### [YOUR TASK]
Report all lines below with the word "Рекламные".

### [INFORMATION GIVEN]
================

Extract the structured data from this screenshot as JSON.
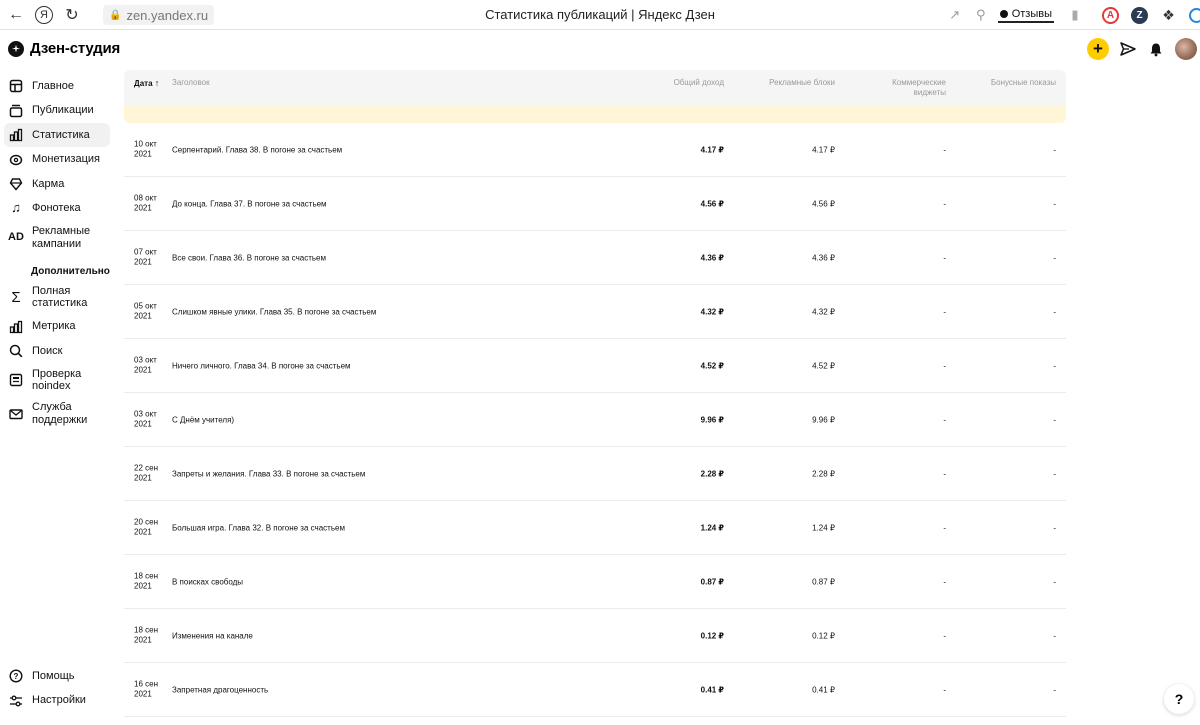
{
  "browser": {
    "url": "zen.yandex.ru",
    "tab_title": "Статистика публикаций | Яндекс Дзен",
    "reviews_label": "Отзывы",
    "ya_label": "Я"
  },
  "app": {
    "title": "Дзен-студия"
  },
  "sidebar": {
    "items": [
      {
        "label": "Главное",
        "icon": "home-icon"
      },
      {
        "label": "Публикации",
        "icon": "publications-icon"
      },
      {
        "label": "Статистика",
        "icon": "statistics-icon",
        "active": true
      },
      {
        "label": "Монетизация",
        "icon": "monetization-icon"
      },
      {
        "label": "Карма",
        "icon": "karma-icon"
      },
      {
        "label": "Фонотека",
        "icon": "music-icon"
      },
      {
        "label": "Рекламные кампании",
        "icon": "ad-icon",
        "glyph": "AD"
      }
    ],
    "section_title": "Дополнительно",
    "extra_items": [
      {
        "label": "Полная статистика",
        "icon": "sigma-icon"
      },
      {
        "label": "Метрика",
        "icon": "metrika-icon"
      },
      {
        "label": "Поиск",
        "icon": "search-icon"
      },
      {
        "label": "Проверка noindex",
        "icon": "noindex-icon"
      },
      {
        "label": "Служба поддержки",
        "icon": "mail-icon"
      }
    ],
    "bottom_items": [
      {
        "label": "Помощь",
        "icon": "help-icon"
      },
      {
        "label": "Настройки",
        "icon": "settings-icon"
      }
    ]
  },
  "table": {
    "columns": {
      "date": "Дата",
      "title": "Заголовок",
      "income": "Общий доход",
      "ads": "Рекламные блоки",
      "widgets_line1": "Коммерческие",
      "widgets_line2": "виджеты",
      "bonus": "Бонусные показы"
    },
    "rows": [
      {
        "date1": "10 окт",
        "date2": "2021",
        "title": "Серпентарий. Глава 38. В погоне за счастьем",
        "income": "4.17 ₽",
        "ads": "4.17 ₽",
        "widgets": "-",
        "bonus": "-"
      },
      {
        "date1": "08 окт",
        "date2": "2021",
        "title": "До конца. Глава 37. В погоне за счастьем",
        "income": "4.56 ₽",
        "ads": "4.56 ₽",
        "widgets": "-",
        "bonus": "-"
      },
      {
        "date1": "07 окт",
        "date2": "2021",
        "title": "Все свои. Глава 36. В погоне за счастьем",
        "income": "4.36 ₽",
        "ads": "4.36 ₽",
        "widgets": "-",
        "bonus": "-"
      },
      {
        "date1": "05 окт",
        "date2": "2021",
        "title": "Слишком явные улики. Глава 35. В погоне за счастьем",
        "income": "4.32 ₽",
        "ads": "4.32 ₽",
        "widgets": "-",
        "bonus": "-"
      },
      {
        "date1": "03 окт",
        "date2": "2021",
        "title": "Ничего личного. Глава 34. В погоне за счастьем",
        "income": "4.52 ₽",
        "ads": "4.52 ₽",
        "widgets": "-",
        "bonus": "-"
      },
      {
        "date1": "03 окт",
        "date2": "2021",
        "title": "С Днём учителя)",
        "income": "9.96 ₽",
        "ads": "9.96 ₽",
        "widgets": "-",
        "bonus": "-"
      },
      {
        "date1": "22 сен",
        "date2": "2021",
        "title": "Запреты и желания. Глава 33. В погоне за счастьем",
        "income": "2.28 ₽",
        "ads": "2.28 ₽",
        "widgets": "-",
        "bonus": "-"
      },
      {
        "date1": "20 сен",
        "date2": "2021",
        "title": "Большая игра. Глава 32. В погоне за счастьем",
        "income": "1.24 ₽",
        "ads": "1.24 ₽",
        "widgets": "-",
        "bonus": "-"
      },
      {
        "date1": "18 сен",
        "date2": "2021",
        "title": "В поисках свободы",
        "income": "0.87 ₽",
        "ads": "0.87 ₽",
        "widgets": "-",
        "bonus": "-"
      },
      {
        "date1": "18 сен",
        "date2": "2021",
        "title": "Изменения на канале",
        "income": "0.12 ₽",
        "ads": "0.12 ₽",
        "widgets": "-",
        "bonus": "-"
      },
      {
        "date1": "16 сен",
        "date2": "2021",
        "title": "Запретная драгоценность",
        "income": "0.41 ₽",
        "ads": "0.41 ₽",
        "widgets": "-",
        "bonus": "-"
      }
    ]
  },
  "help_fab": "?",
  "colors": {
    "accent_yellow": "#ffcc00",
    "band_yellow": "#fef6d6",
    "active_bg": "#f1f1f1"
  }
}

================

### [WRITTEN REPLY]
        "label": "Рекламные кампании",
      "ads": "Рекламные блоки",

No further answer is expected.